Tuesday, February 28


A big ol' fuck you out to the City of Boulder for this afternoon's two sequential $20 parking citations, the first written about 20 minutes after I moved my car in order to avoid same. Boulder, you see, has sort of combination permit & limited time parking in a good portion of its residential zones. Apparently, a block was insufficient distance to move the car.

As far as it goes, this is kind of my own fault. Sure, I despise the entire petty, rent-seeking system, but I did fail in gaming that system. It probably isn't that hard to pay attention to the little numbers on the parking zone signs if you know they exist.

Then again, 37% of my before-tax income for the day seems a touch harsh. And what really gets me is this gem:

If you are disputing a Permit violation of any type, you must include a copy of your valid permit, or the dispute will not be reviewed.

Yep, that's right. It doesn't actually matter if you have grounds to dispute the ticket - if you're not a permit holder, which means pretty much if you've been cited for a permit violation, they won't review the case.

In the abstract, I can sort of admire the cleverness of this little regulatory hack. More immediately, I sure would like to take this out on someone. But of course there's no one in particular to blame. You can't demand satisfaction from a bureaucracy. Even my pathetic anger is just one more little victory for whatever sickness it is that drives the formal monetization of every last action in daily life.

command line love

Had another one of those low-key experiences today that underlines a basic truth about computing in the modern age: It has been a long time since anyone has improved in a fundamental way on the Unix model of dealing with information by pushing text around between little utilities and scripts. In fact, most other models seem to be either flawed approximations of this one, or essentially incomplete without ready access to it.

Even something as useful as near-universal copy & paste is often more of a way to extend pipes into the realm of fat GUIs than a replacement for them, and it's a damned annoying one at that. Still, it does provide a bridge between clumsy aberrations like server-side-Java driven web applications and the shell where real tools like sort and uniq live.

Here is a partial description of today's annoyingly repetitive task:

  1. In Firefox, login to web app and copy all cells of an HTML table sorted by a given attribute. No, you may not query the underlying database directly.
  2. In Excel, Paste Special as Text, then convert first column of table into a list by copying and pasting into a given Confluence wiki page. Make sure to note count of list items, and put count into the {excerpt}ed portion of the confluence page. Iterate through list of tables, repeating process for each.
  3. Copy Confluence wiki page which collects all {excerpt}ed numerical values.
  4. Paste as plain text into vim through PuTTY session to FreeBSD machine.
  5. Feed list to 5 line Perl script for quickie conditional search/replace plus an arithmetic operation or two.
  6. Copy & paste pretty results from script back into wiki.

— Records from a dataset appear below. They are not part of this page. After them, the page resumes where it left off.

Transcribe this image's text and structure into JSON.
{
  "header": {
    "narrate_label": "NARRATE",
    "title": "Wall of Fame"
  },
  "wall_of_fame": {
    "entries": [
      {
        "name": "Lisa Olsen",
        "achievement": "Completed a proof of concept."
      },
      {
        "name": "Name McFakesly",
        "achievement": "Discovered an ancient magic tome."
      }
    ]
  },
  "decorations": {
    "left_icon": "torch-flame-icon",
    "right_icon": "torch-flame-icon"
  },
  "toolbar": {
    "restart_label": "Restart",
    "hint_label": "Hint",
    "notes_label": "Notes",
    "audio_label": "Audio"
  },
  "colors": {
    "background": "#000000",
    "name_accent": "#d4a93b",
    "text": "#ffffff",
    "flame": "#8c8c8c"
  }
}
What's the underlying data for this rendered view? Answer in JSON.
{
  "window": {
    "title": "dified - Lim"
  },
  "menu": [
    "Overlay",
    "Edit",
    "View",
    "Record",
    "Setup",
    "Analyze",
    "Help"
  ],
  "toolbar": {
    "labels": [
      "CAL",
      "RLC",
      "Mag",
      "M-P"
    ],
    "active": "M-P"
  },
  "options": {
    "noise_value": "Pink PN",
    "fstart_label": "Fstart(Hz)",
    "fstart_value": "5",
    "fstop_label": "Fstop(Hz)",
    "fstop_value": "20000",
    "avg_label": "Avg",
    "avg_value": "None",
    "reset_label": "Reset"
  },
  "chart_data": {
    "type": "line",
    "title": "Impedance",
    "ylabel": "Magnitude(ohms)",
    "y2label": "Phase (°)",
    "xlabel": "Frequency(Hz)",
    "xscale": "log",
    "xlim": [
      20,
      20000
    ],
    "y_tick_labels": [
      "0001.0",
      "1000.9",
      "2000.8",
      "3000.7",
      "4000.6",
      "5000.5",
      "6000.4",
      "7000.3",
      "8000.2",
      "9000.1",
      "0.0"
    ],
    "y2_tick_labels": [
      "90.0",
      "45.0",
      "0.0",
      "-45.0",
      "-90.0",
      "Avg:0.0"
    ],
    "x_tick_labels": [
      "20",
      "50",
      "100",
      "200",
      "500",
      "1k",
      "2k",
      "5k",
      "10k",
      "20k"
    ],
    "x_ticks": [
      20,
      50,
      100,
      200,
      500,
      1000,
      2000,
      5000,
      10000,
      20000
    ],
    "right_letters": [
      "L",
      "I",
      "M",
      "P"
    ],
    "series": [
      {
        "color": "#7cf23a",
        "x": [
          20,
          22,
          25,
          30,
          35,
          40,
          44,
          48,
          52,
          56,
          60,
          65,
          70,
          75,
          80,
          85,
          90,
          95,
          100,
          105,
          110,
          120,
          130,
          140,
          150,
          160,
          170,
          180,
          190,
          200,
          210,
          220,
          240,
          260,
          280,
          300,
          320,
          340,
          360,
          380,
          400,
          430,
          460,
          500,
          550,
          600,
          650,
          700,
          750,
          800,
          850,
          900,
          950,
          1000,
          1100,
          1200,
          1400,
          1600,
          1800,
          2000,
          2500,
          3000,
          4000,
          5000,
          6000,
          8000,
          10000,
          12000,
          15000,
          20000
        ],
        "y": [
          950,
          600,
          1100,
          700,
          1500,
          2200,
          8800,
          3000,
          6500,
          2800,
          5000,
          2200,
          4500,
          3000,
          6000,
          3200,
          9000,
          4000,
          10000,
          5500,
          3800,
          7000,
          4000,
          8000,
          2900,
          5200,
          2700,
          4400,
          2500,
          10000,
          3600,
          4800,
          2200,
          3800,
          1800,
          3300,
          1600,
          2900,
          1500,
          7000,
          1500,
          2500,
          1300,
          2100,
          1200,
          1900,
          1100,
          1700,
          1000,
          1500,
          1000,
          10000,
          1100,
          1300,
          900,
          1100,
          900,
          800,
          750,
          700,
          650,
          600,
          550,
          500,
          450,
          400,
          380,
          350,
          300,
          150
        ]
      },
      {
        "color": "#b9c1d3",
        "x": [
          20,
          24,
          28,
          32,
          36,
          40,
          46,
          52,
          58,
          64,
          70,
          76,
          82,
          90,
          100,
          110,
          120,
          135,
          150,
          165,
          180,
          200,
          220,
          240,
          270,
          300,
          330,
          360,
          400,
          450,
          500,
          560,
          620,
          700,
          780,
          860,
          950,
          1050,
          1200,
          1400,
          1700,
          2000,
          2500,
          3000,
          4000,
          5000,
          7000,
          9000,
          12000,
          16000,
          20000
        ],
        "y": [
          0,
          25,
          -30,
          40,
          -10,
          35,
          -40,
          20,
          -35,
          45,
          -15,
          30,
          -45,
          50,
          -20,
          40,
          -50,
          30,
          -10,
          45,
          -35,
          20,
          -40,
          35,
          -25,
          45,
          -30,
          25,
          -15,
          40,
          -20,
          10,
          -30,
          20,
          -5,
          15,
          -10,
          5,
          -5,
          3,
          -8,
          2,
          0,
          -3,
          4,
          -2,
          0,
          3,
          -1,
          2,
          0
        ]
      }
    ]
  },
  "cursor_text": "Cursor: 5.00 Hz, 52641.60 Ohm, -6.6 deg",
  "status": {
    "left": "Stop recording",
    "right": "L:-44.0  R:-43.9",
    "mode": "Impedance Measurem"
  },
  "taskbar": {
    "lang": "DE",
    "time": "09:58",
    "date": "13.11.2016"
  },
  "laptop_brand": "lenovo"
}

This sort of rigamarole is only necessary in a limited environment, and it is probably not necessary to point out that a trained Perl monkey would have done the whole thing in about 15 lines without the manual repetition, but I think it is worth noticing a couple of things.

Most people who deal with the ugly back end of the software world (not the developers, but the poor bastards doing things like content generation for web applications or tech support with a web-based trouble ticket system) work in a very limited environment, without access to the small tools I rely on to stay sane. I think the limitations of this environment are usually due to its lack of the kind of simple, flexible framework provided by a decent Unix environment.

p1k3 / 2006 / 2 / 28
tags: topics/boulder, topics/colorado